#### Brief:
Nothing should differ between your output and the entries below.
+===+
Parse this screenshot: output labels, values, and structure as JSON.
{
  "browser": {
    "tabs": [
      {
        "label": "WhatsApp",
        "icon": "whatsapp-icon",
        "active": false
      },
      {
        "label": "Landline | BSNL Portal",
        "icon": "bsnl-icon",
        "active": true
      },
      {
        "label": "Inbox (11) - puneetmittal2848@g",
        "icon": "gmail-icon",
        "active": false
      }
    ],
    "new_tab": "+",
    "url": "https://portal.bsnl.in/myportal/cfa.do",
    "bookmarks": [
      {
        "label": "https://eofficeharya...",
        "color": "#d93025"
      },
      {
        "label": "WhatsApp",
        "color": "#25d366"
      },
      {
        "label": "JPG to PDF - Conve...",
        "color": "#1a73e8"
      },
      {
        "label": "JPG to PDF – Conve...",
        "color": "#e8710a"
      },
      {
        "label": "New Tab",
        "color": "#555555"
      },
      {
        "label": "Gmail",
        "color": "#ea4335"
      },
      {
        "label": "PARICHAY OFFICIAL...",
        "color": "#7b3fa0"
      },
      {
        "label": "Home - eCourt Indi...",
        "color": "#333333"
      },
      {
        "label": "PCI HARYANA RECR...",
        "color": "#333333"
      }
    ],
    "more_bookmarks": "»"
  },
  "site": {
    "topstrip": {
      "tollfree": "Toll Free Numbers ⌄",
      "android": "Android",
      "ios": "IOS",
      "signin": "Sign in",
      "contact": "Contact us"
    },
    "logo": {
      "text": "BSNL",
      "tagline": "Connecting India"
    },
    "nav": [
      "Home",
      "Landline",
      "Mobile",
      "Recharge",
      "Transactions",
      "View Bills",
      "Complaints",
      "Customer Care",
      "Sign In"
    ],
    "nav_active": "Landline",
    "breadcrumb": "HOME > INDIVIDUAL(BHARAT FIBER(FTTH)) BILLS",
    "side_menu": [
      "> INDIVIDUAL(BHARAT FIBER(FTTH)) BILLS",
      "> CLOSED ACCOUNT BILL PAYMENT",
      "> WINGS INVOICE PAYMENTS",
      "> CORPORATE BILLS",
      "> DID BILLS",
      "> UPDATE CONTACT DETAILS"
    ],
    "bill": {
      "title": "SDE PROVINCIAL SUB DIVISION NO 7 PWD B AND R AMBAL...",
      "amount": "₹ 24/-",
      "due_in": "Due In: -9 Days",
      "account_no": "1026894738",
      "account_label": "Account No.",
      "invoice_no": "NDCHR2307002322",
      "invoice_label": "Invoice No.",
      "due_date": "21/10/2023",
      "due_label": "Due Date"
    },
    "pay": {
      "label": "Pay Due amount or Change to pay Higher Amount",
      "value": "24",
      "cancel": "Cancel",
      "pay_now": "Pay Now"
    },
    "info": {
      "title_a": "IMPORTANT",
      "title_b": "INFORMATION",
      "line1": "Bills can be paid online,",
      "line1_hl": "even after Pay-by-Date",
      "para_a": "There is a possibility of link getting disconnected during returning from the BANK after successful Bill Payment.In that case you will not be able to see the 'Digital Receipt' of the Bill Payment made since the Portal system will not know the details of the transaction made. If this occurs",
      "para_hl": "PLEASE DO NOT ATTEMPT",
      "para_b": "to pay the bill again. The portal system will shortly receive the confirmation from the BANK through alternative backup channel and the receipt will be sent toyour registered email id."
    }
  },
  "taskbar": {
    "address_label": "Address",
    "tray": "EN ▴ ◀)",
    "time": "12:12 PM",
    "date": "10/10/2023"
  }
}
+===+
#### Task answer:
Parse this screenshot: output labels, values, and structure as JSON.
{
  "browser": {
    "tabs": [
      {
        "label": "WhatsApp",
        "icon": "whatsapp-icon",
        "active": false
      },
      {
        "label": "Landline | BSNL Portal",
        "icon": "bsnl-icon",
        "active": true
      },
      {
        "label": "Inbox (11) - puneetmittal2848@g",
        "icon": "gmail-icon",
        "active": false
      }
    ],
    "new_tab": "+",
    "url": "https://portal.bsnl.in/myportal/cfa.do",
    "bookmarks": [
      {
        "label": "https://eofficeharya...",
        "color": "#d93025"
      },
      {
        "label": "WhatsApp",
        "color": "#25d366"
      },
      {
        "label": "JPG to PDF - Conve...",
        "color": "#1a73e8"
      },
      {
        "label": "JPG to PDF – Conve...",
        "color": "#e8710a"
      },
      {
        "label": "New Tab",
        "color": "#555555"
      },
      {
        "label": "Gmail",
        "color": "#ea4335"
      },
      {
        "label": "PARICHAY OFFICIAL...",
        "color": "#7b3fa0"
      },
      {
        "label": "Home - eCourt Indi...",
        "color": "#333333"
      },
      {
        "label": "PCI HARYANA RECR...",
        "color": "#333333"
      }
    ],
    "more_bookmarks": "»"
  },
  "site": {
    "topstrip": {
      "tollfree": "Toll Free Numbers ⌄",
      "android": "Android",
      "ios": "IOS",
      "signin": "Sign in",
      "contact": "Contact us"
    },
    "logo": {
      "text": "BSNL",
      "tagline": "Connecting India"
    },
    "nav": [
      "Home",
      "Landline",
      "Mobile",
      "Recharge",
      "Transactions",
      "View Bills",
      "Complaints",
      "Customer Care",
      "Sign In"
    ],
    "nav_active": "Landline",
    "breadcrumb": "HOME > INDIVIDUAL(BHARAT FIBER(FTTH)) BILLS",
    "side_menu": [
      "> INDIVIDUAL(BHARAT FIBER(FTTH)) BILLS",
      "> CLOSED ACCOUNT BILL PAYMENT",
      "> WINGS INVOICE PAYMENTS",
      "> CORPORATE BILLS",
      "> DID BILLS",
      "> UPDATE CONTACT DETAILS"
    ],
    "bill": {
      "title": "SDE PROVINCIAL SUB DIVISION NO 7 PWD B AND R AMBAL...",
      "amount": "₹ 24/-",
      "due_in": "Due In: -9 Days",
      "account_no": "1026894738",
      "account_label": "Account No.",
      "invoice_no": "NDCHR2307002322",
      "invoice_label": "Invoice No.",
      "due_date": "21/10/2023",
      "due_label": "Due Date"
    },
    "pay": {
      "label": "Pay Due amount or Change to pay Higher Amount",
      "value": "24",
      "cancel": "Cancel",
      "pay_now": "Pay Now"
    },
    "info": {
      "title_a": "IMPORTANT",
      "title_b": "INFORMATION",
      "line1": "Bills can be paid online,",
      "line1_hl": "even after Pay-by-Date",
      "para_a": "There is a possibility of link getting disconnected during returning from the BANK after successful Bill Payment.In that case you will not be able to see the 'Digital Receipt' of the Bill Payment made since the Portal system will not know the details of the transaction made. If this occurs",
      "para_hl": "PLEASE DO NOT ATTEMPT",
      "para_b": "to pay the bill again. The portal system will shortly receive the confirmation from the BANK through alternative backup channel and the receipt will be sent toyour registered email id."
    }
  },
  "taskbar": {
    "address_label": "Address",
    "tray": "EN ▴ ◀)",
    "time": "12:12 PM",
    "date": "10/10/2023"
  }
}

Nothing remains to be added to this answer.